■ TASK REQUIREMENTS ■
Write out the whole listing, matching it exactly.

▶

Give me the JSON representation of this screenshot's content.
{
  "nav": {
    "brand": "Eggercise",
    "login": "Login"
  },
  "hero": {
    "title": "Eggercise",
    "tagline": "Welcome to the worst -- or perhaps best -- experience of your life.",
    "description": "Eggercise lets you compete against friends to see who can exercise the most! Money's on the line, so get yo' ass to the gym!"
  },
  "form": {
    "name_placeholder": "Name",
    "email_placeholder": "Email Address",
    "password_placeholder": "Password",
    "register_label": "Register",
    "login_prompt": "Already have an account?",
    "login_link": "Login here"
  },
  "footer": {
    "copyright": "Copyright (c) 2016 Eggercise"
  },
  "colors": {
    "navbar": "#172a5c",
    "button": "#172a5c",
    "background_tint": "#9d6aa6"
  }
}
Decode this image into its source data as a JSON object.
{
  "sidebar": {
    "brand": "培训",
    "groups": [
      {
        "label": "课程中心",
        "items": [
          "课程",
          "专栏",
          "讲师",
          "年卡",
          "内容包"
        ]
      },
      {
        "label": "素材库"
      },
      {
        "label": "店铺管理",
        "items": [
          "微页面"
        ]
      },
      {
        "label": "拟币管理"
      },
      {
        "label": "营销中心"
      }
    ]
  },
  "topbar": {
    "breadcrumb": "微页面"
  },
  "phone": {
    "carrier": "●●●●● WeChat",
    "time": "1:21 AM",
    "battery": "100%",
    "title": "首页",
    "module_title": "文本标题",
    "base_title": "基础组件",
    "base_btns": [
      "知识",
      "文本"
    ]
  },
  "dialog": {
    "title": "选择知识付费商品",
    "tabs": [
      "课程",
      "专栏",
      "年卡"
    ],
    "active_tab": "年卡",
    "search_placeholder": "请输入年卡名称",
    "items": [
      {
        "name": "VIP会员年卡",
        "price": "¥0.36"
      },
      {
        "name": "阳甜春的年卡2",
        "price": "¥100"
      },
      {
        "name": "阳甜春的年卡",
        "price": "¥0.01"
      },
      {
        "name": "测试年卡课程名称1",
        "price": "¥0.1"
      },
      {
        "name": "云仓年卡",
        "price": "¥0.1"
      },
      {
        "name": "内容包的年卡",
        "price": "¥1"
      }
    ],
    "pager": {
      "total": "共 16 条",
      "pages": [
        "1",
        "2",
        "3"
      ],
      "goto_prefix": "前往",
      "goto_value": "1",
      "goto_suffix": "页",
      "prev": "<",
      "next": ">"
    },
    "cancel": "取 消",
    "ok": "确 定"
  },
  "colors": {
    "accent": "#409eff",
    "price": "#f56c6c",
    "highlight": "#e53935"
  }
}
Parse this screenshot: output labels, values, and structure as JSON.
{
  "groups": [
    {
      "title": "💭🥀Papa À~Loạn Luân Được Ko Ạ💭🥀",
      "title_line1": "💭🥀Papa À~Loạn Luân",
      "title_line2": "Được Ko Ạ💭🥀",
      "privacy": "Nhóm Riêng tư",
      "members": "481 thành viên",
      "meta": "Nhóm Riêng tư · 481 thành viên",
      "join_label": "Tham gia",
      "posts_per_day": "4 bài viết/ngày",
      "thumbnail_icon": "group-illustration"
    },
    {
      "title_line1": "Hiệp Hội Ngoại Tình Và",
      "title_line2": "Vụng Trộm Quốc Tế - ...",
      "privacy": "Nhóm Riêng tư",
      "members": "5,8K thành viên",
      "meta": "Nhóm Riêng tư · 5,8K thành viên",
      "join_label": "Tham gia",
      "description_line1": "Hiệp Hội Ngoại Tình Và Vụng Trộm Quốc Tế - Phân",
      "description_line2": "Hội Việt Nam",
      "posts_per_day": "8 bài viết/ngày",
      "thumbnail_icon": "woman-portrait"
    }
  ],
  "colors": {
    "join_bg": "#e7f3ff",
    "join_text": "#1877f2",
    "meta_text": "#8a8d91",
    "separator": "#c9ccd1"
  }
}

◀

■ SOLVED EXERCISE ■
Give me the JSON representation of this screenshot's content.
{
  "nav": {
    "brand": "Eggercise",
    "login": "Login"
  },
  "hero": {
    "title": "Eggercise",
    "tagline": "Welcome to the worst -- or perhaps best -- experience of your life.",
    "description": "Eggercise lets you compete against friends to see who can exercise the most! Money's on the line, so get yo' ass to the gym!"
  },
  "form": {
    "name_placeholder": "Name",
    "email_placeholder": "Email Address",
    "password_placeholder": "Password",
    "register_label": "Register",
    "login_prompt": "Already have an account?",
    "login_link": "Login here"
  },
  "footer": {
    "copyright": "Copyright (c) 2016 Eggercise"
  },
  "colors": {
    "navbar": "#172a5c",
    "button": "#172a5c",
    "background_tint": "#9d6aa6"
  }
}
Decode this image into its source data as a JSON object.
{
  "sidebar": {
    "brand": "培训",
    "groups": [
      {
        "label": "课程中心",
        "items": [
          "课程",
          "专栏",
          "讲师",
          "年卡",
          "内容包"
        ]
      },
      {
        "label": "素材库"
      },
      {
        "label": "店铺管理",
        "items": [
          "微页面"
        ]
      },
      {
        "label": "拟币管理"
      },
      {
        "label": "营销中心"
      }
    ]
  },
  "topbar": {
    "breadcrumb": "微页面"
  },
  "phone": {
    "carrier": "●●●●● WeChat",
    "time": "1:21 AM",
    "battery": "100%",
    "title": "首页",
    "module_title": "文本标题",
    "base_title": "基础组件",
    "base_btns": [
      "知识",
      "文本"
    ]
  },
  "dialog": {
    "title": "选择知识付费商品",
    "tabs": [
      "课程",
      "专栏",
      "年卡"
    ],
    "active_tab": "年卡",
    "search_placeholder": "请输入年卡名称",
    "items": [
      {
        "name": "VIP会员年卡",
        "price": "¥0.36"
      },
      {
        "name": "阳甜春的年卡2",
        "price": "¥100"
      },
      {
        "name": "阳甜春的年卡",
        "price": "¥0.01"
      },
      {
        "name": "测试年卡课程名称1",
        "price": "¥0.1"
      },
      {
        "name": "云仓年卡",
        "price": "¥0.1"
      },
      {
        "name": "内容包的年卡",
        "price": "¥1"
      }
    ],
    "pager": {
      "total": "共 16 条",
      "pages": [
        "1",
        "2",
        "3"
      ],
      "goto_prefix": "前往",
      "goto_value": "1",
      "goto_suffix": "页",
      "prev": "<",
      "next": ">"
    },
    "cancel": "取 消",
    "ok": "确 定"
  },
  "colors": {
    "accent": "#409eff",
    "price": "#f56c6c",
    "highlight": "#e53935"
  }
}
Parse this screenshot: output labels, values, and structure as JSON.
{
  "groups": [
    {
      "title": "💭🥀Papa À~Loạn Luân Được Ko Ạ💭🥀",
      "title_line1": "💭🥀Papa À~Loạn Luân",
      "title_line2": "Được Ko Ạ💭🥀",
      "privacy": "Nhóm Riêng tư",
      "members": "481 thành viên",
      "meta": "Nhóm Riêng tư · 481 thành viên",
      "join_label": "Tham gia",
      "posts_per_day": "4 bài viết/ngày",
      "thumbnail_icon": "group-illustration"
    },
    {
      "title_line1": "Hiệp Hội Ngoại Tình Và",
      "title_line2": "Vụng Trộm Quốc Tế - ...",
      "privacy": "Nhóm Riêng tư",
      "members": "5,8K thành viên",
      "meta": "Nhóm Riêng tư · 5,8K thành viên",
      "join_label": "Tham gia",
      "description_line1": "Hiệp Hội Ngoại Tình Và Vụng Trộm Quốc Tế - Phân",
      "description_line2": "Hội Việt Nam",
      "posts_per_day": "8 bài viết/ngày",
      "thumbnail_icon": "woman-portrait"
    }
  ],
  "colors": {
    "join_bg": "#e7f3ff",
    "join_text": "#1877f2",
    "meta_text": "#8a8d91",
    "separator": "#c9ccd1"
  }
}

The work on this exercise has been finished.